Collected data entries
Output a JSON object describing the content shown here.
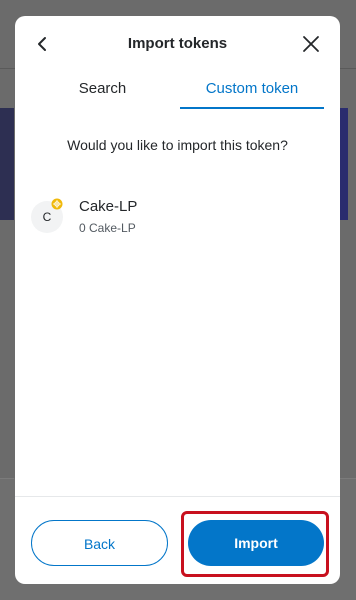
{
  "modal": {
    "title": "Import tokens"
  },
  "tabs": {
    "search": "Search",
    "custom": "Custom token"
  },
  "prompt": "Would you like to import this token?",
  "token": {
    "avatar_letter": "C",
    "name": "Cake-LP",
    "balance": "0 Cake-LP"
  },
  "buttons": {
    "back": "Back",
    "import": "Import"
  },
  "colors": {
    "accent": "#0376c9",
    "highlight": "#c8101e",
    "badge": "#f0b90b"
  },
  "icons": {
    "back": "chevron-left-icon",
    "close": "close-icon",
    "badge": "network-badge-icon"
  }
}
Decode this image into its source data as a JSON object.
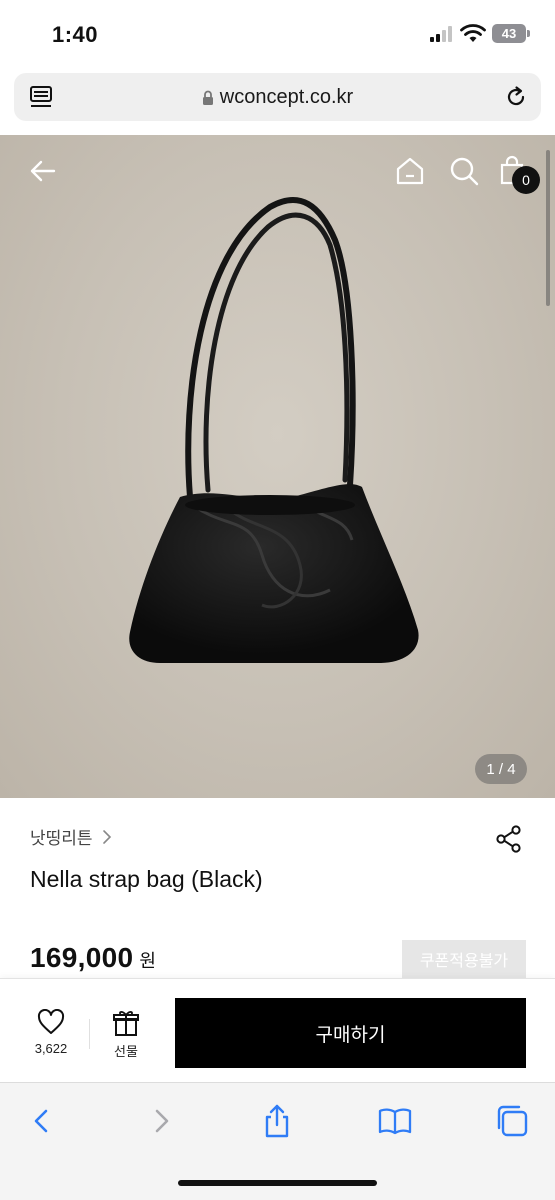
{
  "status": {
    "time": "1:40",
    "battery": "43"
  },
  "browser": {
    "url": "wconcept.co.kr"
  },
  "hero": {
    "image_counter": "1 / 4",
    "cart_count": "0"
  },
  "product": {
    "brand": "낫띵리튼",
    "name": "Nella strap bag (Black)",
    "price": "169,000",
    "currency": "원",
    "coupon_badge": "쿠폰적용불가"
  },
  "purchase_bar": {
    "like_count": "3,622",
    "gift_label": "선물",
    "buy_label": "구매하기"
  },
  "colors": {
    "accent": "#000000",
    "hero_bg": "#c7c0b5",
    "safari_blue": "#2f7cf6"
  },
  "icons": [
    "back-arrow-icon",
    "home-icon",
    "search-icon",
    "shopping-bag-icon",
    "share-icon",
    "heart-icon",
    "gift-icon",
    "chevron-left-icon",
    "chevron-right-icon",
    "safari-share-icon",
    "book-icon",
    "tabs-icon"
  ]
}
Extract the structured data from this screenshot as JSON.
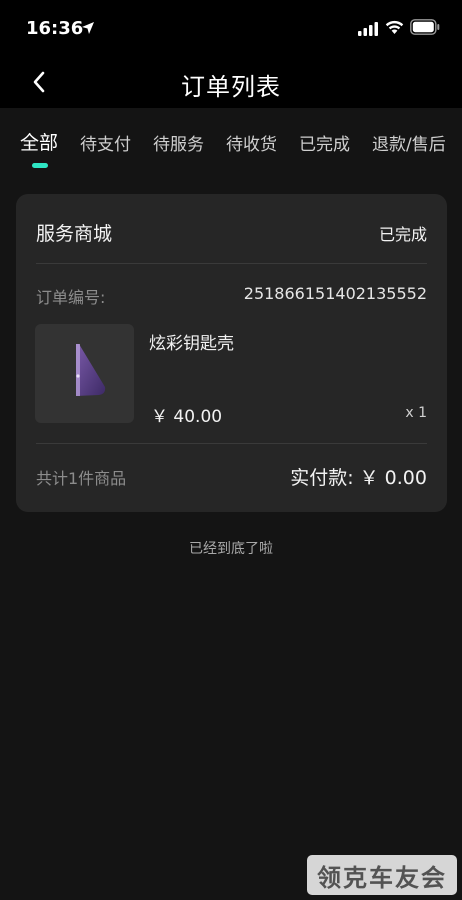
{
  "status_bar": {
    "time": "16:36",
    "icons": [
      "location-arrow-icon",
      "signal-icon",
      "wifi-icon",
      "battery-icon"
    ]
  },
  "header": {
    "title": "订单列表",
    "back_icon": "chevron-left-icon"
  },
  "tabs": [
    {
      "label": "全部",
      "active": true
    },
    {
      "label": "待支付",
      "active": false
    },
    {
      "label": "待服务",
      "active": false
    },
    {
      "label": "待收货",
      "active": false
    },
    {
      "label": "已完成",
      "active": false
    },
    {
      "label": "退款/售后",
      "active": false
    }
  ],
  "colors": {
    "accent": "#2ee6c4",
    "background": "#141414",
    "card": "#262626"
  },
  "order": {
    "shop_name": "服务商城",
    "status": "已完成",
    "order_no_label": "订单编号:",
    "order_no": "251866151402135552",
    "product": {
      "name": "炫彩钥匙壳",
      "price": "￥ 40.00",
      "quantity": "x 1"
    },
    "total_count": "共计1件商品",
    "paid_label": "实付款:",
    "paid_value": "￥ 0.00"
  },
  "footer": {
    "end_text": "已经到底了啦"
  },
  "watermark": {
    "text": "领克车友会"
  }
}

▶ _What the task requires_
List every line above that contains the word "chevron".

▶ _Exercise solution_
    "back": "chevron-left-icon",
    "chevron-left-icon",
    "chevron-right-icon",
    "back_icon": "chevron-left-icon"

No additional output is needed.